Automated Rigging System

The Music Theater is equipped with five automated lighting battens, four of which are used to maintain house light fixtures and the other for over-stage theatrical lighting. In addition, there are five variable acoustic banners: three on stage and two at the rear of the theatre. These banners, which reduce the area of sound reflecting surfaces, allow musicians to vary the reverberance of the space and in doing so, improve the articulation and clarity of the auditorium for all musical performance genres.

Audio Video Systems

The Music Theater audio-video systems are closely integrated with the room architecture with nearly all of the system elements concealed from the view of the audience.

The audio reinforcement and playback system supports announcements for acoustic music programs, lectures, playback for cinema presentation and light amplified music. Connection panels, cable pathways and technical power are provided to support portable main and monitor loudspeaker systems for performance of amplified music genres. A digital mixing console may be located in the control booth or at the rear of the audience seating as may be required to meet the artistic needs of a specific event.

The small recording studio provides for recording of musical instruments in the collection at archive quality, as well as recording and editing for in-house voiceover production. The system includes a digital audio workstation (DAW) with a console-style user interface surface, audiophile-grade analog microphone preamplifiers, reference – quality studio monitor loudspeakers, and a selection of high-quality microphones. The recording system may be interfaced to the music theatre systems for documentary recording of live performances.
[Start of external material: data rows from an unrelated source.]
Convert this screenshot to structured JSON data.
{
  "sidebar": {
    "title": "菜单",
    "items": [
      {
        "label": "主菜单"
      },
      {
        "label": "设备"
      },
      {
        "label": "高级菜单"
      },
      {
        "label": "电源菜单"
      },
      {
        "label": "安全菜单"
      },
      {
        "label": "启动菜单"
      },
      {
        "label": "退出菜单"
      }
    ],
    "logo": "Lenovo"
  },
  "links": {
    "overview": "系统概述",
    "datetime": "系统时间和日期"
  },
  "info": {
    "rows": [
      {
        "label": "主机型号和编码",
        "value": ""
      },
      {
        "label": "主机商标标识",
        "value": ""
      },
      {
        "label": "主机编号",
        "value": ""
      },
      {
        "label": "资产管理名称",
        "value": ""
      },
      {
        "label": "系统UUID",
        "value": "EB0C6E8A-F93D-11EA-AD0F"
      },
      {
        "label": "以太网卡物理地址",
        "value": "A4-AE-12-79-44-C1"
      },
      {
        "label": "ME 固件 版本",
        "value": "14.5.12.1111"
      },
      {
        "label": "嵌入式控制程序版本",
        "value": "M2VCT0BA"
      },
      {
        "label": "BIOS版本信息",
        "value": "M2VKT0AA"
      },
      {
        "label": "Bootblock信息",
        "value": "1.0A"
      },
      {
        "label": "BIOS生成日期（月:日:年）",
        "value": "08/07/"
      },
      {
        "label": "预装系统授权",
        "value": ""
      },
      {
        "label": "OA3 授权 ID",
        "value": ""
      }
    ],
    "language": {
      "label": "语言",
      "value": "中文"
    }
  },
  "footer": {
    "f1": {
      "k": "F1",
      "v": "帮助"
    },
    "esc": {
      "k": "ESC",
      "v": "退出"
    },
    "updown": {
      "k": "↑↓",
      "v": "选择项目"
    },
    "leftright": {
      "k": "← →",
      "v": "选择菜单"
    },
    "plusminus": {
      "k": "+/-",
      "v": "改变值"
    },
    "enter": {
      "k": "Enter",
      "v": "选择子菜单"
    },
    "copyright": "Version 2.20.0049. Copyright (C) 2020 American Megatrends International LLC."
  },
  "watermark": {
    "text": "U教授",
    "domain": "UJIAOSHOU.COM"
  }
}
The visual presentation system includes a large motorized projection screen concealed in the ceiling architecture, a high-definition video projector and a signal switching/management system that supports high definition content protection and input interfaces at the stage that will assist a presenter's source equipment in any common analog or digital signal format.

The video show support system includes a color camera feeding color video monitors at the stage manager position, the Green Room, the dressing rooms, and the technical services offices.

The video capture and production system in the Music Theater includes three robotic high-definition cameras, a high-definition video production switcher, two multi-channel video servers used for isolated camera signal ingest, a high-definition video editing station, various picture quality and content monitors, and related sync, timing and terminal equipment.

A production communications system is provided throughout the Music Theater and related support areas.

Please or Register to post comments.

What's Live Design Blog Archive?

Live Design Blog Archive

Blog Archive